If you’ve ever been involved in software development, then you’ve likely heard the term “compiler” thrown around. But what is a compiler exactly? In layman's terms, a compiler is a program that takes source code written in a programming language and converts it into an executable form that can be run on a computer. In this article, we will delve into the world of compilers and demystify the concept for those who are unfamiliar with it. We will look at what makes up a compiler, how it works, and how it relates to other aspects of software development. With this information, hopefully you will have a better understanding of what compilers are and why they are so important in the world of computer science.
What is a compiler in simplistic terms?
A compiler is a tool that converts source code written in a programming language into machine code that can be executed by a computer. In other words, it translates code from one language to another.
Think of a compiler like a translator at a foreign embassy. When you go to the embassy and want to get a visa for another country, the translator helps you by translating your documents into the local language so that the embassy can understand them. Similarly, when you write code in a programming language, the compiler translates it into machine code so that the computer can understand and execute it.
How does a compiler work explained to dummies?
A compiler is a program that takes code written in a high-level programming language and converts it into machine code, which can be executed directly by a computer's processor. The basic process of a compiler can be broken down into the following steps:
Lexical analysis: The compiler breaks the code into small, meaningful chunks called tokens.
Syntax analysis: The compiler checks the code for grammatical errors and makes sure it follows the rules of the programming language.
Semantic analysis: The compiler checks the meaning of the code and makes sure it makes logical sense.
Intermediate code generation: The compiler generates an intermediate representation of the code in a low-level format.
Code optimization: The compiler performs optimizations to make the code run more efficiently.
Code generation: The compiler generates the final machine code from the optimized intermediate representation.
Linking: The compiler links the machine code with other required libraries and resources to produce an executable file.
Overall, the compiler takes the human-readable code and converts it into machine-executable code, making it possible for computers to understand and run the code.
The benefits of using a compiler
When you write code, you’re essentially writing a set of instructions for the computer to follow. In order for the computer to understand and execute your code, these instructions must be translated into a form that it can understand – this is where compilers come in.
Compilers are programs that take your code and translate it into machine code – the language that computers understand. This machine code can be directly executed by the processor, making your code run faster and more efficiently.
In addition to translating your code into machine-readable form, compilers can also optimize your code for performance. By analyzing your code, they can identify opportunities for improvement and rewrite your code in a way that makes better use of resources. This can lead to significant performance gains, particularly for large and complex applications.

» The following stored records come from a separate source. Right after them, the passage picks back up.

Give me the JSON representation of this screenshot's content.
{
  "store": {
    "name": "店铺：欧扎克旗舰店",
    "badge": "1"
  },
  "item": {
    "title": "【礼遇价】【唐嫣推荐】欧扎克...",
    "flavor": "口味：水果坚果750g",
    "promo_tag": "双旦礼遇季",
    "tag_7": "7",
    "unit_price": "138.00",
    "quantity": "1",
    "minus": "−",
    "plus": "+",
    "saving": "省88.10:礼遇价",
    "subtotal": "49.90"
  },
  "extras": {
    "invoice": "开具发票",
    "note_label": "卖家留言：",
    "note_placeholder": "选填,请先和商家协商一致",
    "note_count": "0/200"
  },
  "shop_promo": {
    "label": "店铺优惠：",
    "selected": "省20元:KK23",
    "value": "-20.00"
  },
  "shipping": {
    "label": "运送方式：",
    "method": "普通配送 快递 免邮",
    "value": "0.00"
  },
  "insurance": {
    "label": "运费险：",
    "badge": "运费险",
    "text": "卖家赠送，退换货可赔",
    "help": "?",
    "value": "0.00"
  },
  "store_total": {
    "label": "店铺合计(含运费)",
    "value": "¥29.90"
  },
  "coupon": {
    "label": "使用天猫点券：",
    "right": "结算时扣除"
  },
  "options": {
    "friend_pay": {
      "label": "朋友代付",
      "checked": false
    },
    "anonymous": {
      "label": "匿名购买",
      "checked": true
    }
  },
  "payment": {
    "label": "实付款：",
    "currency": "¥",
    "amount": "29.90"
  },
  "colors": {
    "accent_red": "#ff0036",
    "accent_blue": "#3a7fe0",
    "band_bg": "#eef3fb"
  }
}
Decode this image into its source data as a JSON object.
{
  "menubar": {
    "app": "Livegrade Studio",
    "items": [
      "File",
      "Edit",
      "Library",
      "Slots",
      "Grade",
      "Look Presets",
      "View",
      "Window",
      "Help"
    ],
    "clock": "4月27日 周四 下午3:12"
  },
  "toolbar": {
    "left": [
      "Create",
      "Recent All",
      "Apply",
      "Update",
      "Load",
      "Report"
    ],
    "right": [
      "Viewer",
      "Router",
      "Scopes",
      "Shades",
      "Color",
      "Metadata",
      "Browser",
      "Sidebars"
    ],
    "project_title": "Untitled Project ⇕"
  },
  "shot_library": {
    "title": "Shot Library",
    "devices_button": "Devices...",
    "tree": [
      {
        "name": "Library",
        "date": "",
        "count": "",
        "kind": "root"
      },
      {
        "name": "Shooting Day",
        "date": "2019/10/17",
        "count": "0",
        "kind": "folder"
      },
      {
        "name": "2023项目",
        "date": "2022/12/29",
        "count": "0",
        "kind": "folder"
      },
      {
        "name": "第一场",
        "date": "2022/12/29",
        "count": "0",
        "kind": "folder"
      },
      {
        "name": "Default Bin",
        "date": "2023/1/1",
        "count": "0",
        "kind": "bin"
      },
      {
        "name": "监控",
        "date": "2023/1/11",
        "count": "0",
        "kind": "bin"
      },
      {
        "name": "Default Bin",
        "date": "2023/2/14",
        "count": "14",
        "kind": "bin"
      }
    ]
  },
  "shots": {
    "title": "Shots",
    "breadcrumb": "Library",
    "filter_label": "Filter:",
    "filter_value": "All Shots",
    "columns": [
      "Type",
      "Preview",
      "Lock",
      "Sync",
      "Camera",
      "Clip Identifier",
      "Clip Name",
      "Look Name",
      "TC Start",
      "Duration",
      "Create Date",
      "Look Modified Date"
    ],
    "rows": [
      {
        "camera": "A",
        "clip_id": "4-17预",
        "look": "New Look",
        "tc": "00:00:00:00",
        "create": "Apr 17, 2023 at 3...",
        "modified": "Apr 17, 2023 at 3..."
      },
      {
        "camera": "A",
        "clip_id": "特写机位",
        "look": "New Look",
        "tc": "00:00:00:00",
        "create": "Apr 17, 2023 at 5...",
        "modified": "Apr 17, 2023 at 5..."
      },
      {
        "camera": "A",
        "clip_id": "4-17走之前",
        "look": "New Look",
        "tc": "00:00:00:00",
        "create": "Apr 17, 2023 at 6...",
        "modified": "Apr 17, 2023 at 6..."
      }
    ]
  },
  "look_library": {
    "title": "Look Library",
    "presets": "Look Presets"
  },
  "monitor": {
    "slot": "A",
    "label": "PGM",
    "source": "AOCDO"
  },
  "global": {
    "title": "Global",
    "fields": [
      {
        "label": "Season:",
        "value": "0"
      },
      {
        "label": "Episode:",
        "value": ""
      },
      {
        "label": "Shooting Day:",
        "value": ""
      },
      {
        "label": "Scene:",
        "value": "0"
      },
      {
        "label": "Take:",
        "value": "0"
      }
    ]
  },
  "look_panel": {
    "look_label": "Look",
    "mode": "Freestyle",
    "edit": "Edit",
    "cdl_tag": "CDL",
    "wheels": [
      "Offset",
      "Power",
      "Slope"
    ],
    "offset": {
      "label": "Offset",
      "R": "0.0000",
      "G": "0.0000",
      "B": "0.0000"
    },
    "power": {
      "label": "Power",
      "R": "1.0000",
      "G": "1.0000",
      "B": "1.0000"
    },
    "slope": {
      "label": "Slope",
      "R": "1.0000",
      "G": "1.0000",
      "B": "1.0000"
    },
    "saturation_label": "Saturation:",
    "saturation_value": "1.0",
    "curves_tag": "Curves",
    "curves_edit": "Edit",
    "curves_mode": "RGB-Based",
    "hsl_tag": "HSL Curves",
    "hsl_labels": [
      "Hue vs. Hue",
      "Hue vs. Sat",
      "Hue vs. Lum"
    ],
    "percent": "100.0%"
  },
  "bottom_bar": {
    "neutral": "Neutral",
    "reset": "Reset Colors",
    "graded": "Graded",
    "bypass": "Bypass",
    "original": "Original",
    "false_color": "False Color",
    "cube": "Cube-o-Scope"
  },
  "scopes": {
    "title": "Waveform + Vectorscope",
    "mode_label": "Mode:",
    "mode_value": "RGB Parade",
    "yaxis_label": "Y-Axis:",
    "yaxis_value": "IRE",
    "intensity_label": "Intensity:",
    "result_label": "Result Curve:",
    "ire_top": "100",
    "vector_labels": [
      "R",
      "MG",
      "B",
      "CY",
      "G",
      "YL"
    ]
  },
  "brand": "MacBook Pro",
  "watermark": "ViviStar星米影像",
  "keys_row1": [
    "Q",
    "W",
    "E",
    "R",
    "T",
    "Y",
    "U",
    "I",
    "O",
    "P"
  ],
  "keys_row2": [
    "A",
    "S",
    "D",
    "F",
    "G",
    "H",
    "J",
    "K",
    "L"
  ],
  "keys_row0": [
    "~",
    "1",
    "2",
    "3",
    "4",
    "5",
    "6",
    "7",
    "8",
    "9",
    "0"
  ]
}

Overall, using a compiler can help make your code run faster and more efficiently. If you’re looking to get the most out of your application, using a compiler is a great way to achieve this.
The different types of compilers
There are two main types of compilers: those that translate source code from one programming language to another, and those that turn source code into machine code that can be run on a computer.
Cross-compilers are used to compile code for a different platform than the one on which the compiler is running. For example, a cross-compiler for Windows could be used to compile code for Android.
Just-in-time (JIT) compilers translate source code into machine code as it is needed, rather than ahead of time. This allows for more optimization since the compiler can see how the code is being used as it is compiled.
Some popular compilers
There are many popular compilers available today, such as the GNU Compiler Collection (GCC) and the Clang compiler. These compilers are used to compile software programs written in C and C++.
The GCC compiler is produced by the Free Software Foundation, and it is widely used in Linux distributions. The Clang compiler is developed by Apple Inc. and is the default compiler in Xcode.
To sum up, a compiler is an extremely useful tool for programmers. It takes the human-readable code and translates it into machine language that a computer can understand and execute quickly and efficiently. Compilers are essential for creating software applications of any size or complexity, making them invaluable to developers everywhere. Understanding how compilers work can help you better appreciate their power and utility in programming today.